Posted: Wednesday November 1, 2006 5:25PM; Updated: Sunday November 12, 2006 7:07PM
LaFontaine's six seasons in Buffalo included a 53-goal, 148-point campaign in 1992-93.
Brian Cazeneuve will periodically answer questions from SI.com users in his mailbag.
Eight years after he retired from the NHL, Pat LaFontaine is still a complete player: swimming, cycling, running, caring. He will be in Panama City, Florida on Saturday to compete in an Ironman Triathlon event. Never mind slashes, hooks, cross-checks and people named Volek trying to finish your pinpoint passes. LaFontaine will swim 2.4 miles, bike 112 miles and run 26.2 miles with a goal time of 12 hours 20 minutes.

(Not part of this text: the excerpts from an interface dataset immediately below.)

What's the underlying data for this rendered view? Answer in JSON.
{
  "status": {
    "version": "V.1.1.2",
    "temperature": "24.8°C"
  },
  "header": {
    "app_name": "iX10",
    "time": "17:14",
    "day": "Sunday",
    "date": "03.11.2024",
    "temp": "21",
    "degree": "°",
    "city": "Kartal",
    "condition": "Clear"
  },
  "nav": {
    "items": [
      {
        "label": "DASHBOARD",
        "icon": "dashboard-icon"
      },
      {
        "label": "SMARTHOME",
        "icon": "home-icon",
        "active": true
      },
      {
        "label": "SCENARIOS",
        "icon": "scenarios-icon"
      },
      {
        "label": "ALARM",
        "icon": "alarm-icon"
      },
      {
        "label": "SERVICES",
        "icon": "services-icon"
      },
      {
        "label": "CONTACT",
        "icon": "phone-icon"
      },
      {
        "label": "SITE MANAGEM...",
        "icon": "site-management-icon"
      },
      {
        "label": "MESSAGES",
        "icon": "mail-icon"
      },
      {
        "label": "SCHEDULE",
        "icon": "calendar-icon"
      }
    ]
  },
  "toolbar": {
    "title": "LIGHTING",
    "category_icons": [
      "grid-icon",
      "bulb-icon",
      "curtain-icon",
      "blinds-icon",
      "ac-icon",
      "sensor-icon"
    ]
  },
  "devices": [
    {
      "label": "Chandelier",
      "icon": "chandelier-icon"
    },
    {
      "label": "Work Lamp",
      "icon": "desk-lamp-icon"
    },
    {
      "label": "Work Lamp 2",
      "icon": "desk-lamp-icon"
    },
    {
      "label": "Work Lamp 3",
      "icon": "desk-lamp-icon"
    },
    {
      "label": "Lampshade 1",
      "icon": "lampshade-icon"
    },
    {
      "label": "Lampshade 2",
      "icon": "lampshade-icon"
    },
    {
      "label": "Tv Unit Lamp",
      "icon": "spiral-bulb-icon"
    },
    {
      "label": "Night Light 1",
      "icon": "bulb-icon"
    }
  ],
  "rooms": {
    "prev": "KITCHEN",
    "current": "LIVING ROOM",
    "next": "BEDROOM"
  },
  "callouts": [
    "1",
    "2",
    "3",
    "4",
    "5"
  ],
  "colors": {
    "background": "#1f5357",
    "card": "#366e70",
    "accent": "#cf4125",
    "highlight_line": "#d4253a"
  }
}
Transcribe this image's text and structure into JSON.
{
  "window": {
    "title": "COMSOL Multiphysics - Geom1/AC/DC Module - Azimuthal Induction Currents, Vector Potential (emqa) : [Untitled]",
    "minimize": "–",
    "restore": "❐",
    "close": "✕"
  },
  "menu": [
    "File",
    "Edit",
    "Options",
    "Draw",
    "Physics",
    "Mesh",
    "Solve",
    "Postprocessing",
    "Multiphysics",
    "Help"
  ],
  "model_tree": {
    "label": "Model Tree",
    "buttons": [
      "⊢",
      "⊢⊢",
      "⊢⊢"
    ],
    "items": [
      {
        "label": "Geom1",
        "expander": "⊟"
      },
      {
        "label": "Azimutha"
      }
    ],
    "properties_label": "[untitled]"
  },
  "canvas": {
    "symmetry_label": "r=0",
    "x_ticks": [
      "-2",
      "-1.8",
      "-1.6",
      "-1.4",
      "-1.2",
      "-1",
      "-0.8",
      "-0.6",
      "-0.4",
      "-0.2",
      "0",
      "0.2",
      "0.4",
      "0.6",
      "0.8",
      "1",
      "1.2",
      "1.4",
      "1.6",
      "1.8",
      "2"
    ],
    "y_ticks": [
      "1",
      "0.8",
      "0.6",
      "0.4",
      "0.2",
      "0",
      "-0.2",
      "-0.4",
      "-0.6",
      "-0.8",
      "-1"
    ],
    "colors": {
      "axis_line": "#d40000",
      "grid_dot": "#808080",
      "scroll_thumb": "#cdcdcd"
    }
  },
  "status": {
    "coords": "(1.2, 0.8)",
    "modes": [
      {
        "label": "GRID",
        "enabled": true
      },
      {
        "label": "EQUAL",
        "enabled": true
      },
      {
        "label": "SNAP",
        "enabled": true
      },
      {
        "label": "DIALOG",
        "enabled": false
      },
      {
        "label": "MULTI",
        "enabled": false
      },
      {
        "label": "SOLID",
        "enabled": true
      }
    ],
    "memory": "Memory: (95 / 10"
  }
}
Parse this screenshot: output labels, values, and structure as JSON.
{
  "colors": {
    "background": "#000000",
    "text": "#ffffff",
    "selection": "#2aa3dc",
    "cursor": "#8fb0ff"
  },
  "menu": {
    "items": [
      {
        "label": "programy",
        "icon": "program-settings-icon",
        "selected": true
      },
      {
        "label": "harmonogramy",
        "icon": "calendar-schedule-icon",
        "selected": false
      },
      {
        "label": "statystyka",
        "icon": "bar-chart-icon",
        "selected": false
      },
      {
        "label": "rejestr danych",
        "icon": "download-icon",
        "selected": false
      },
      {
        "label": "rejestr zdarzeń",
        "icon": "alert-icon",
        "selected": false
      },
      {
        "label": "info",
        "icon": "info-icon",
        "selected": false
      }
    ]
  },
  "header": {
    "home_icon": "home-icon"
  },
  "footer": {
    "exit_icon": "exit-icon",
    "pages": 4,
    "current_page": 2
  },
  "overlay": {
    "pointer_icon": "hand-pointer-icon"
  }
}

The sweat and blisters are for the organization that he started six years ago -- Companions in Courage -- and for the cause that spawned it since 1993. That year, while LaFontaine was playing for the Sabres, he was undergoing rehab for a reconstructed knee when he met Robert Schwegler, a 12-year-old bone marrow transplant patient who was in a hospital isolation room in Buffalo.
To pass the time, Robert and his idol regularly played video hockey, with Robert assuming the role of LaFontaine and his ex-Sabres teammate Alexander Mogilny. One day, a nurse began to thank LaFontaine for his time and suddenly broke down.
"You don't understand, I'm here all the time," she told him. "This is the only time he smiles." Schwegler passed away six months later and LaFontaine began to donate his time and money to helping patients like him.
As a Sabre, LaFontaine often rented luxury boxes for patients who were well enough to watch Buffalo's home games. He envisioned a chance to become more involved after his retirement from hockey, just as he fancied completing a triathlon around the time of his 40th birthday. He began Companions in Courage in 2000 and in the last three years has devoted time to building Lion's Den rooms -- respites for children with cancer and life-threatening illnesses. To date, the organization has built rooms at the Buffalo Children's Hospital and the Maria Fareri Children's Hospital in Westchester, NY with a third one at Columbia Presbyterian in New York City in the works, with hopes for as many as eight rooms in the next three years.
The rooms have four components: Xbox games with headsets to play solo or against kids in other hospitals; personal computers for patients to send email, play music or do homework; a Windows Media Center with a flat-panel video screen on which they can get, among other things, an exclusive live feed from an aquarium; and a videopod conferencing option that allows them to conference with family, friends and celebrities.
"We wanted the room to be an oasis, a safe haven for kids to escape," LaFontaine says. "They're colorful, cheerful, something that looks as far from a hospital room as possible, a place where a kid can connect to the outside world and just be a kid."